A collective is urging Tor users not to use the service for 24 hours on September 1st in protest of how the sexual misconduct allegations were dealt with. Another reason for the protest the group says, is because of the rumor that is circulating about how developers might be letting former government agents join Tor.
#torstrike was uploaded to GhostBin, and is asking those who use the service not to for 24 hours, and for workers at Tor to shut down its nodes and no longer work to upgrade the projects software. Protesters not only urge regular users to stop using Tor, but have asked the Tails OS and the Library Freedom Project to join as well.
“Tor can no longer be trusted after #jakegate/#torgate and hire of CIA. Its stinking credibility is putting people at risk. We hope it can be healed and regain trust with mass action. A short blackout may hurt in the short term, but save Tor in the long term. It will also allow dissenting voices to be heard,” a statement from #torstrike said.
There have been 16 demands made all together. Ten of which are directly related to the Applebaum investigation and ruling. The other six is directed at the possibility of allowing former government agents in on the project.
They request first and foremost that Shari Steele be removed from the project all together, and a new Executive Director be appointed. They also are demanding that Roger Dingledine, the President and co-founder of Tor, to leave also.
Protesters are also asking that the new board members reveal their connections in the Applebaum situation, if they were to have any at all. Another set of demands by the group are asking that all the details of the investigation and punitive process be made public, and are asking that all Tor employees that participated in the investigation be asked to resign.
The protesters are heated because one of the people Applebaum was under investigation for was made part of the official investigation. The same reasons were used by Tor node operator Stephan Seitz when he said he would be shutting his node down. In July, yet another important Tor node operator shut his node down and left saying it was due to ethical reasons.
Before he left, Seitz pointed out a blog post for the Tor team, from Marie Gutbub. Gutbub also left the team for the same reasons.
“I have never heard of any respected court in a democratic country where an accuser is part of the jury or a judge,” the post read.
A third Tor node operator has also asked that the Project clarify the allegations against Applebaum, threatening to leave as well.
Next on the list of demands, they are also asking that the people behind the Applebaum online bashing, JacobAplebaum.net, @JakeMustDie, and @VictimsOfJake to come out publicly. The website and Twitter accounts were used to publish details about the sexual misconduct allegations against Applebaum.
The group of protesters also want all the cyber-bullies to be removed from the project, and that Applebaum as well as his accusers detail their stories.
Lastly, the collection of protesters wants Tor to explain why it gave the New York Times an exclusive about the investigation, citing it as being very unusual and an embarrassment.

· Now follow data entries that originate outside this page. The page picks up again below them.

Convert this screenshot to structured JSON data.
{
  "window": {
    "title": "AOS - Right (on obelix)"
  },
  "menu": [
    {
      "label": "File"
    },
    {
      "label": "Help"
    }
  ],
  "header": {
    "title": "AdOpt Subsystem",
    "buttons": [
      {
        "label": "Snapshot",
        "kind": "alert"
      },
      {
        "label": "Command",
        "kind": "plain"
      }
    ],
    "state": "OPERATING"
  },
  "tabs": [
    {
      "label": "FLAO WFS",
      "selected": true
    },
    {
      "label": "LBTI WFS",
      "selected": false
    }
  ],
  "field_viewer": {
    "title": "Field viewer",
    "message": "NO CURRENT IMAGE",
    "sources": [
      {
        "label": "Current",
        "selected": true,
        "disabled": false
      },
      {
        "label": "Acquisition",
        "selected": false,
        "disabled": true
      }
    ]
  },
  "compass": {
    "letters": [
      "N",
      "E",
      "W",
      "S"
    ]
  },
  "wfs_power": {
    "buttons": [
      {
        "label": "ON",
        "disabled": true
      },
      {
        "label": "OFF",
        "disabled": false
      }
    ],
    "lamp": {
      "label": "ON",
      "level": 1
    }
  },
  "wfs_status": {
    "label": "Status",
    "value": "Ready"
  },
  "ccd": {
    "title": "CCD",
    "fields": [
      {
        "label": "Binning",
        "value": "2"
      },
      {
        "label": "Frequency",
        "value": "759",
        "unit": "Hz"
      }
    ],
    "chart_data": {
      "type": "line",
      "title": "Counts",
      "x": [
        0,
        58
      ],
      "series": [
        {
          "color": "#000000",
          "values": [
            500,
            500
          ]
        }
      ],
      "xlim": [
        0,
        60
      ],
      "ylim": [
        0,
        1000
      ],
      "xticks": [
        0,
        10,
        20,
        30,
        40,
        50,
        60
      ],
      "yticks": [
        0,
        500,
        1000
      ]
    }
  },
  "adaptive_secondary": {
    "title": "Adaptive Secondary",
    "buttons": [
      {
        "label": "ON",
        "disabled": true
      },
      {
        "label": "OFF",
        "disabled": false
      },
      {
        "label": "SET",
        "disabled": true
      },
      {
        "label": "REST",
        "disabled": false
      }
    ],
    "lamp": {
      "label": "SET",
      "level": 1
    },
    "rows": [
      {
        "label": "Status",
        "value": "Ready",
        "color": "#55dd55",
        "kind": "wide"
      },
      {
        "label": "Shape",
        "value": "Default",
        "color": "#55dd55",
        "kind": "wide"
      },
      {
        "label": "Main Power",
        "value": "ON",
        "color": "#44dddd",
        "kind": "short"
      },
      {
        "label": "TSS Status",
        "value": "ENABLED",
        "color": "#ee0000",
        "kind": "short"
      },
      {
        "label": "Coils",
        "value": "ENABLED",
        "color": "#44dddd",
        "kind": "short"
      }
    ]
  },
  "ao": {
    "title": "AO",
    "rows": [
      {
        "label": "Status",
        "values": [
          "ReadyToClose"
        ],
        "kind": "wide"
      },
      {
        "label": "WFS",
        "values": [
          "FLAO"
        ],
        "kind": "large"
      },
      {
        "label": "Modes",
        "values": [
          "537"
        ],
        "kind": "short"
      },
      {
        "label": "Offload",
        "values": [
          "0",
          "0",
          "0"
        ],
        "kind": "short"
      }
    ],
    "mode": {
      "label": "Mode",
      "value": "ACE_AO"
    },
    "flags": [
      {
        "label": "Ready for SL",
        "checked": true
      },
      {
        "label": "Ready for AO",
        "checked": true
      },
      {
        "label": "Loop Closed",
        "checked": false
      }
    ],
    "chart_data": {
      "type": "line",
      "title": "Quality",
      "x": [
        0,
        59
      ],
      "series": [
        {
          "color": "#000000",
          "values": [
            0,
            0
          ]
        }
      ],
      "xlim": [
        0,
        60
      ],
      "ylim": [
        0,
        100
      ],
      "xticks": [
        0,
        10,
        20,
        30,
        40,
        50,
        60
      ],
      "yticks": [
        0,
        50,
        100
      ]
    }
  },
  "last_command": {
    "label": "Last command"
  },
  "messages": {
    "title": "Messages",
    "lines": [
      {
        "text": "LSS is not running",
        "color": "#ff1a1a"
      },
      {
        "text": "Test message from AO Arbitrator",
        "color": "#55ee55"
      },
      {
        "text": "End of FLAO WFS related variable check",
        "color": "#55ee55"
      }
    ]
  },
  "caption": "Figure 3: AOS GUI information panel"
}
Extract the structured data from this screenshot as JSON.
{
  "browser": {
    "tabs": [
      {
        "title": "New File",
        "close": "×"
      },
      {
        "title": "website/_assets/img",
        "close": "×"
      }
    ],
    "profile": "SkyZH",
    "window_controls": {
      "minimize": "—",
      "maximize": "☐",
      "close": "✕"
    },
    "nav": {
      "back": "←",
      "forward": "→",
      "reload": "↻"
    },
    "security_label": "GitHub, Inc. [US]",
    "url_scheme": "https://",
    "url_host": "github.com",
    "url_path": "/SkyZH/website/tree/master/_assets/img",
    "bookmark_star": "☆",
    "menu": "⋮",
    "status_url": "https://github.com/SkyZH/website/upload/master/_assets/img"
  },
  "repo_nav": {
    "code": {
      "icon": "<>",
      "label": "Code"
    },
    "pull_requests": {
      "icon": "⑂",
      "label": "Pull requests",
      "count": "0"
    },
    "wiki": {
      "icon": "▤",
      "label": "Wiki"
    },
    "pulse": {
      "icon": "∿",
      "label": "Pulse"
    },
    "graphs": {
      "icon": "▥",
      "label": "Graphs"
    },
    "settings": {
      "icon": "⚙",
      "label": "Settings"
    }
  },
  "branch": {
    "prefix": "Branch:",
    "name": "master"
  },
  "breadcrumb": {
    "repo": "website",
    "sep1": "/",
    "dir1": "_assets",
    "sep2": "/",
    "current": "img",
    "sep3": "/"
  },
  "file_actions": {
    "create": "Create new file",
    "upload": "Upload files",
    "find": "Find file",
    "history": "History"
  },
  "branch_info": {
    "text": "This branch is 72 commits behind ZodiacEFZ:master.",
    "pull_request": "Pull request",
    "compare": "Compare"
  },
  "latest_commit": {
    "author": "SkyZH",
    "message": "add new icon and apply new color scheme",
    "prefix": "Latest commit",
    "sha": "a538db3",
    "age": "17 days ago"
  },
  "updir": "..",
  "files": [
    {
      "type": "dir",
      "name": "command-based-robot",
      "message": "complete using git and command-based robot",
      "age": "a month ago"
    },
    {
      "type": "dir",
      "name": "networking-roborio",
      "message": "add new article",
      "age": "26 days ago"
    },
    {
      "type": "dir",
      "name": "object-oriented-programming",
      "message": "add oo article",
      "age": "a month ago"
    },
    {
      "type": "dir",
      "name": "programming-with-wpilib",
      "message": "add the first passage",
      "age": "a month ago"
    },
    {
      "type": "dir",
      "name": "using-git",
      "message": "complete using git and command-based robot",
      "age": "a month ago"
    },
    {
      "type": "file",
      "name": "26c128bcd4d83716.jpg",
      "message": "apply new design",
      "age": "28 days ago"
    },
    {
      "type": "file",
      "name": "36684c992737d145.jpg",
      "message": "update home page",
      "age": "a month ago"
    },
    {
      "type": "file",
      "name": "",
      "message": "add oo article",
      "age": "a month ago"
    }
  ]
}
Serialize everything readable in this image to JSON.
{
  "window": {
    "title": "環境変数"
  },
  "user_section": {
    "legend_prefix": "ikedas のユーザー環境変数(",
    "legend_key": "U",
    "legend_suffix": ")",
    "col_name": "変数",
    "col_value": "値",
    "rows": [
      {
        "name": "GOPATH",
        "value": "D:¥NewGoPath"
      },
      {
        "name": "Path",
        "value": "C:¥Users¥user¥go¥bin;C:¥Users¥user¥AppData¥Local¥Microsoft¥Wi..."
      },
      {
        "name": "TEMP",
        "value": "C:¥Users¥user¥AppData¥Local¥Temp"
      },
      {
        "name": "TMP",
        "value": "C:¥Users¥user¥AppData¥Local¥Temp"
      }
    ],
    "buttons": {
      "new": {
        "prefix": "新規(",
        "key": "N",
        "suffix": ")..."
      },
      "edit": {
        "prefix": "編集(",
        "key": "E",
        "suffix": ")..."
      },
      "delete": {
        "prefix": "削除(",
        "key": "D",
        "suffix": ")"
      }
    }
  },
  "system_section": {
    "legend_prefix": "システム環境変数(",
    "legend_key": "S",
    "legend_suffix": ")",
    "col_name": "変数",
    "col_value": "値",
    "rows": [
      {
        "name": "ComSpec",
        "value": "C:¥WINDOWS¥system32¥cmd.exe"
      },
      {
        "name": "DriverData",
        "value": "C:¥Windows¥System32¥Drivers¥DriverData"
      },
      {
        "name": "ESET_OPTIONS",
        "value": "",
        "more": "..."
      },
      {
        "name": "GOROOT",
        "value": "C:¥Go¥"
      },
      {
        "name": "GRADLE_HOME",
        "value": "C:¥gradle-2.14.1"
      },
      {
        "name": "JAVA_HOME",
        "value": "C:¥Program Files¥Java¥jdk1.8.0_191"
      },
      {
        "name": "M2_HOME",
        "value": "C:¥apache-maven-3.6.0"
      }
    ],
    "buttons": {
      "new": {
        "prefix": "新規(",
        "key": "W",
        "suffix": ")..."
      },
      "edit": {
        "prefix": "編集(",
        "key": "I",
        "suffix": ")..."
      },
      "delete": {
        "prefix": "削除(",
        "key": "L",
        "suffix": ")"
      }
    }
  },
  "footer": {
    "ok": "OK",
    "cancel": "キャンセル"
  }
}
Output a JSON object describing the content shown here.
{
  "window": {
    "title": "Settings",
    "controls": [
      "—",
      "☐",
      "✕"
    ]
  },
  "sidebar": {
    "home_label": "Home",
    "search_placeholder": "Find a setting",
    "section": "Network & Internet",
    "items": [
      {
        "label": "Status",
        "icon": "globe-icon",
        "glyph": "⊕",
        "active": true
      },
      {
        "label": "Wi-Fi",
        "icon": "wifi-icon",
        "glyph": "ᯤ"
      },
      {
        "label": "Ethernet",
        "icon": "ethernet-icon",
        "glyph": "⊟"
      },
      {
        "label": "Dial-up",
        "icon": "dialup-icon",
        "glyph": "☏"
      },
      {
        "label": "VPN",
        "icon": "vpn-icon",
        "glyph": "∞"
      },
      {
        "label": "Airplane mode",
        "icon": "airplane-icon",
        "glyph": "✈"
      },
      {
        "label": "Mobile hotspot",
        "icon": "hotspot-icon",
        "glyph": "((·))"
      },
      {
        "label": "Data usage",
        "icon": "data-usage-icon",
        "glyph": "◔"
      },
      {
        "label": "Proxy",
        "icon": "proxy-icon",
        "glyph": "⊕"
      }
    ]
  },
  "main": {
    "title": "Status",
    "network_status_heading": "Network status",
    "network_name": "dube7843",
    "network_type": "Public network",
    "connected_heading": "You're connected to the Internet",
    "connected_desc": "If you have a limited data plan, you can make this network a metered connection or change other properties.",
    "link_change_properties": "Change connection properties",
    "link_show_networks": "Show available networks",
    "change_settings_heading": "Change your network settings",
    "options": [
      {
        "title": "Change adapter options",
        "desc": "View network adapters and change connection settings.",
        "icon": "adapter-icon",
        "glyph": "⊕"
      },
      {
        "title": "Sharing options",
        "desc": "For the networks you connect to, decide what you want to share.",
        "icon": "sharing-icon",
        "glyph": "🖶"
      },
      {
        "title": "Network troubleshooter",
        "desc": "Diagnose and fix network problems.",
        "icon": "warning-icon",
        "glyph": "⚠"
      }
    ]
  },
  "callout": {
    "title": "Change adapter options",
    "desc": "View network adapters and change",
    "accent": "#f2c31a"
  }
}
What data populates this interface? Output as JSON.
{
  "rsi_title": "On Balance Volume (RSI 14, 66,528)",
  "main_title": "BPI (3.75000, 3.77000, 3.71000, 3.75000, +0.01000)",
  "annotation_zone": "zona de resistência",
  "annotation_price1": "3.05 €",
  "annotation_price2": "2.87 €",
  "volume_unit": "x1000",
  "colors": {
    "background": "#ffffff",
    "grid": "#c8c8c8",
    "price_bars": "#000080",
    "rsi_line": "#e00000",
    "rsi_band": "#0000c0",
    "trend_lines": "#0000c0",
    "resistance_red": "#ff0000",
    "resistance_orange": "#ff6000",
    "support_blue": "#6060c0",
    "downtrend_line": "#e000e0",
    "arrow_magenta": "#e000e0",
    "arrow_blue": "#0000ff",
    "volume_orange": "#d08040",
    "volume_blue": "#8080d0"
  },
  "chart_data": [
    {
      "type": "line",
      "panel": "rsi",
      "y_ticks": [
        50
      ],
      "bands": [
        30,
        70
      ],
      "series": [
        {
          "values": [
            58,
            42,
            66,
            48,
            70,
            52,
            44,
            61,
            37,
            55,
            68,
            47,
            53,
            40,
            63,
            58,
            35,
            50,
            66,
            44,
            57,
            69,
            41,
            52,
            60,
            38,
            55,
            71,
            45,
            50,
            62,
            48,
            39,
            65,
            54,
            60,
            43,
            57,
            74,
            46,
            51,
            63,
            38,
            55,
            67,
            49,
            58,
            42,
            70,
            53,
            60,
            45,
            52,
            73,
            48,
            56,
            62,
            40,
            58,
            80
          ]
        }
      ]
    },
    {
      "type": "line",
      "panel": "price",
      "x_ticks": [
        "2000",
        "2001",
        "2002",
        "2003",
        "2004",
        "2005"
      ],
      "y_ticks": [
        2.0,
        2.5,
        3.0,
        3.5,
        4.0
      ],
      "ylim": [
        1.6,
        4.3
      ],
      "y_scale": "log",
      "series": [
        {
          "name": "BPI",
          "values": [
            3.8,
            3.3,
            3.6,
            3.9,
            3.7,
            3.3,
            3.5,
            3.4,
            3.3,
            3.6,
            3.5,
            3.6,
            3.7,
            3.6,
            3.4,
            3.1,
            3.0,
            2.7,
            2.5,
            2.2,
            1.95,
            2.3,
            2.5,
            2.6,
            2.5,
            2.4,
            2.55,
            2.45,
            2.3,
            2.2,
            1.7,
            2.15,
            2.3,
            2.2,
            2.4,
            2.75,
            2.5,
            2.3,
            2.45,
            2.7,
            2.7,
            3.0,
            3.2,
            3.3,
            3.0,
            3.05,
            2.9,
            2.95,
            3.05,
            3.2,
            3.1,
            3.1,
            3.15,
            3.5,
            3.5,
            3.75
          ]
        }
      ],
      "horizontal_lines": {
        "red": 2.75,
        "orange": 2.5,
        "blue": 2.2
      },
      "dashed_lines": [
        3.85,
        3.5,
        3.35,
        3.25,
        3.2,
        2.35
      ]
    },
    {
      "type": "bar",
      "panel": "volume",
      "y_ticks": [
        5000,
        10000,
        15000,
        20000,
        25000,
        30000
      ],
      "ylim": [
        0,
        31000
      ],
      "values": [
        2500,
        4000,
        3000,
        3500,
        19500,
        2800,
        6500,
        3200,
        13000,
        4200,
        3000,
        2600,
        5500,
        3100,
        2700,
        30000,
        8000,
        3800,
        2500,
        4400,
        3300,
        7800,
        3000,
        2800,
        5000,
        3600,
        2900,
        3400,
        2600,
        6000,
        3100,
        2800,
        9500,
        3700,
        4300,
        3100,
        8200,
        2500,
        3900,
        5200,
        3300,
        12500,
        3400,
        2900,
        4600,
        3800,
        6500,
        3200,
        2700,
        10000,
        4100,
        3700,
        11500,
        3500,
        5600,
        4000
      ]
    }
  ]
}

The six demands regarding the government infiltration of Tor are simply asking that any members, current, and prospective, reveal if they have any, or had any connection with any government agency. If they do, the protesters demand that they leave, or be fired right away.
They are also demanding that an annual report be published, containing a current list of staff and volunteers to the project. They also want each member’s background to be published as well.
“We know from IRC logs that Tor Project staff knew of a CIA hire on at least one occasion and kept it a secret,” the protesters said.